At the very least, such images will foster a distorted and degraded view of sexuality and human nature. Indeed, there are fears that the current unlimited access to it is leaving teenagers unable to foster and maintain normal relationships.
Child abuse experts have further warned that children can be desensitised by such sexually explicit images, which leaves them vulnerable in turn to sexual abusers who may arrange to meet them in person.
To add to such concerns, children are finding it hard to stop accessing such material when they want to.
The inquiry cited figures showing that more than a quarter of young patients being treated at a leading private health clinic were receiving help for their addiction to online porn.
As Miranda Suit, the founder of the campaign group Safermedia, told the MPs’ inquiry: ‘This generation is going through an experiment. No one knows how they will survive this unprecedented assault on their sexual development. They are guinea pigs for the next generation.’
The Government says it is opposed to an opt-out on ‘civil liberties’ grounds. But since when did the civil liberties of porn users trump the protection of children?
It’s hard to avoid the conclusion that this is yet another instance where a powerful lobby of commercial interests – internet service providers rake in an estimated £3 billion a year — is able to wind ministers around its little finger in its attempt to protect profits.
It is a sad fact that our society has become steadily ever more sexualised, brutalized and degraded.
In a ratchet effect of perversion, what was once considered pornography is now deemed fit for mainstream cinema or TV viewing, leading to ever more depraved images under the supposedly frowned-upon heading of porn.

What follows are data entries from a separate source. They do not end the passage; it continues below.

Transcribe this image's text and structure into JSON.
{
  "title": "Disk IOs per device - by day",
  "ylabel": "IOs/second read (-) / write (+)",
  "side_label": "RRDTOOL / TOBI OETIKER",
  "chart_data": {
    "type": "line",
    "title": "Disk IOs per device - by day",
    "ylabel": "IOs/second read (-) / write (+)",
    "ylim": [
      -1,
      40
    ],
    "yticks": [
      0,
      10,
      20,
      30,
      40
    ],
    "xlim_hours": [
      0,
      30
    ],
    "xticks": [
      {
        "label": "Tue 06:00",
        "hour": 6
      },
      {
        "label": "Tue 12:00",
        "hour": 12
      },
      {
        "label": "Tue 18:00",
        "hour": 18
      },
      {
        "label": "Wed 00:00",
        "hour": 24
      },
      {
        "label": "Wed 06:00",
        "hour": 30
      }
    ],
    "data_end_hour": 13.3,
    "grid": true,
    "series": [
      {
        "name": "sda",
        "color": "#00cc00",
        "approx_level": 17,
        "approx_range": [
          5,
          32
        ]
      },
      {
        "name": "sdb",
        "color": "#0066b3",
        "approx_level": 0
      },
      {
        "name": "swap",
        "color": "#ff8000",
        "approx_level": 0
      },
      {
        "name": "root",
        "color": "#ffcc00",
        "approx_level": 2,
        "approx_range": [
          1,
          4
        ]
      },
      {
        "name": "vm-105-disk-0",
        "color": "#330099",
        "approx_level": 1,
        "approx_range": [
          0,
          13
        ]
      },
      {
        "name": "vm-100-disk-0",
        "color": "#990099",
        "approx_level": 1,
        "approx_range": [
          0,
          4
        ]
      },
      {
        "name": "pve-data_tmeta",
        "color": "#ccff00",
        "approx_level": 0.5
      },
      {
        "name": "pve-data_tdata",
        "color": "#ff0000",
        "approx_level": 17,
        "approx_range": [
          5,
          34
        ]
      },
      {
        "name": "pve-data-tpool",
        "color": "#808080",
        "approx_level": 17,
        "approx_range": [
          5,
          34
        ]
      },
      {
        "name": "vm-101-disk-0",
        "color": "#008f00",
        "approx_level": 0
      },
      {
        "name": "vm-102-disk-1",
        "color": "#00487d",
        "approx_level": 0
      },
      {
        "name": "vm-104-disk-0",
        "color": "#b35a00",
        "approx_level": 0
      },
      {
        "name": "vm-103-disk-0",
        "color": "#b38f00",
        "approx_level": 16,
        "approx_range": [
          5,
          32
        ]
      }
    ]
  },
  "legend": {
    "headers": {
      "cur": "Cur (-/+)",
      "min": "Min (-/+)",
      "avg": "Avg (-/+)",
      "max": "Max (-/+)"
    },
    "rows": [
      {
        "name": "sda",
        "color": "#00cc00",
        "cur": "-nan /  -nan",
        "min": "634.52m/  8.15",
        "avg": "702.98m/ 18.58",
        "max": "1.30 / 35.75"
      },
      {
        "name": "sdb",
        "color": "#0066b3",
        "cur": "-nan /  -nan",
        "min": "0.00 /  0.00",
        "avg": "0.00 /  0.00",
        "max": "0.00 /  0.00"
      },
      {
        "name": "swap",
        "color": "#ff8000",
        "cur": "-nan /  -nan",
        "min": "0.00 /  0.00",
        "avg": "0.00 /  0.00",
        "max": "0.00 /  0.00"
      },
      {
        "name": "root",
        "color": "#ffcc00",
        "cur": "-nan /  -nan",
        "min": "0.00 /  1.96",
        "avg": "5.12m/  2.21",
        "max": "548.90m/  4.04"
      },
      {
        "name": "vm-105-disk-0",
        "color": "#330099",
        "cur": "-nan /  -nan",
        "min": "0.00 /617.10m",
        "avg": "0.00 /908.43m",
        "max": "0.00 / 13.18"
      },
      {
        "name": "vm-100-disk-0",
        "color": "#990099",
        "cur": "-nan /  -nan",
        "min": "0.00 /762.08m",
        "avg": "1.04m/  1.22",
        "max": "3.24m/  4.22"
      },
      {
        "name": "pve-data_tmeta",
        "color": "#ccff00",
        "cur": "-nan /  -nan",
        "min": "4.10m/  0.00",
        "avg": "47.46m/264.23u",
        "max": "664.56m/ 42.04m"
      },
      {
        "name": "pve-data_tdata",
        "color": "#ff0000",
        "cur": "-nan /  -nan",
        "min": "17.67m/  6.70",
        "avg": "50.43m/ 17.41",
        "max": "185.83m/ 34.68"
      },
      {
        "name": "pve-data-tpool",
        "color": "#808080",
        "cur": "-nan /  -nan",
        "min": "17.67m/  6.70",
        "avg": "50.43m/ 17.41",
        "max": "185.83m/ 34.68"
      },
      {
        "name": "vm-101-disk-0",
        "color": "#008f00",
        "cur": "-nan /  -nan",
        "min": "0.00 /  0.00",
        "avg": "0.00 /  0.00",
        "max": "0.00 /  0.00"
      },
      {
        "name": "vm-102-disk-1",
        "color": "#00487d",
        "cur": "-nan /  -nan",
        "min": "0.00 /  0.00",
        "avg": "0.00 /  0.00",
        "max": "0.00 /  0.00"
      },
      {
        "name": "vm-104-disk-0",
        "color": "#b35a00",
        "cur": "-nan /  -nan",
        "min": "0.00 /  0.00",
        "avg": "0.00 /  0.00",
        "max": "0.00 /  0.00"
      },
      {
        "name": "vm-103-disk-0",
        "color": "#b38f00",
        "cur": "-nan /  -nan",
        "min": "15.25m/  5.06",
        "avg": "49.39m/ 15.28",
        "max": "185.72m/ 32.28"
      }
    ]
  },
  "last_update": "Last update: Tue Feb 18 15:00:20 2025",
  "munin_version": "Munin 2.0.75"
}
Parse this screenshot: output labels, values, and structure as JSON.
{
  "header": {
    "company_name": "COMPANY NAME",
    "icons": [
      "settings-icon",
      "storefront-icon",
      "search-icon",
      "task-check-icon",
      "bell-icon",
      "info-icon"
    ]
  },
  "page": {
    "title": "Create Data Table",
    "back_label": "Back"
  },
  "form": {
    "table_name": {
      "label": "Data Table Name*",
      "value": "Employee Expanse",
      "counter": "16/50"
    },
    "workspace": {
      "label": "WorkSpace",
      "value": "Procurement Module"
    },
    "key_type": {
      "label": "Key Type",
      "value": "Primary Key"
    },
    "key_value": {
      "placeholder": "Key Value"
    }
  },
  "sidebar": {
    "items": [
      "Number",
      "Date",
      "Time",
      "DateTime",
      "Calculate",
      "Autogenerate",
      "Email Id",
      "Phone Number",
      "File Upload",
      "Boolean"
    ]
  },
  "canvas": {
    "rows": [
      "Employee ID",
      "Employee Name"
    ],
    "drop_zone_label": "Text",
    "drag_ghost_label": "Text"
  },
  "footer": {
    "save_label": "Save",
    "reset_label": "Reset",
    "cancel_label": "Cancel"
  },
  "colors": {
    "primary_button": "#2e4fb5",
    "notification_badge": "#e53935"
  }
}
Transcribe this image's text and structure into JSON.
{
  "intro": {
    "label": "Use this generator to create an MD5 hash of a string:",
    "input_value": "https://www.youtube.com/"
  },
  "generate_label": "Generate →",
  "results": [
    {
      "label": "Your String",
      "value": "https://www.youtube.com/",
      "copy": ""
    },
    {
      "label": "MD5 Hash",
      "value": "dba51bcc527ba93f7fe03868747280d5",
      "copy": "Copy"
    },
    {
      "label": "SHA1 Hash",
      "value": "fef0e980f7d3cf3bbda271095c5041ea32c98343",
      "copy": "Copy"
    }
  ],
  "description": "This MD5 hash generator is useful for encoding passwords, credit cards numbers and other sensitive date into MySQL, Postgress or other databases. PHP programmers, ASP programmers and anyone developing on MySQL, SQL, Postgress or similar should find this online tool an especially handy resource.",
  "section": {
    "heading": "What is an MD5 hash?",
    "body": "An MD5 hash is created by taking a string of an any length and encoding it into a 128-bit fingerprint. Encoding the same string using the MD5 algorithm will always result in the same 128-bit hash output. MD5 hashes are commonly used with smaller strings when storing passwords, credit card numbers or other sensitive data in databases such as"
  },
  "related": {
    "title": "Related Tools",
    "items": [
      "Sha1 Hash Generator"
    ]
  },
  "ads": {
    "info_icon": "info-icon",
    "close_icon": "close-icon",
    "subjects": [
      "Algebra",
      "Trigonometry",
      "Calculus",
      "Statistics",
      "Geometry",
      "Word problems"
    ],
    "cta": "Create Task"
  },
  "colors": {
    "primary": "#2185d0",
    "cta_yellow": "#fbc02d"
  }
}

Once, all such images were confined to the newsagents’ top shelf or behind some kind of pay-wall. Now, they are accessible to infants at the click of a mouse.
This has become nothing less than a public health risk. The appropriate government response to such risks should not be to load the responsibility for dealing with them on to the public. It is to take action itself to remove them and safeguard the vulnerable, in the public interest.
The Culture Secretary’s response is thus wholly inadequate – a refusal to take effective action to prevent the online abuse of children. Can this really be what is meant by ‘compassionate Conservatism’?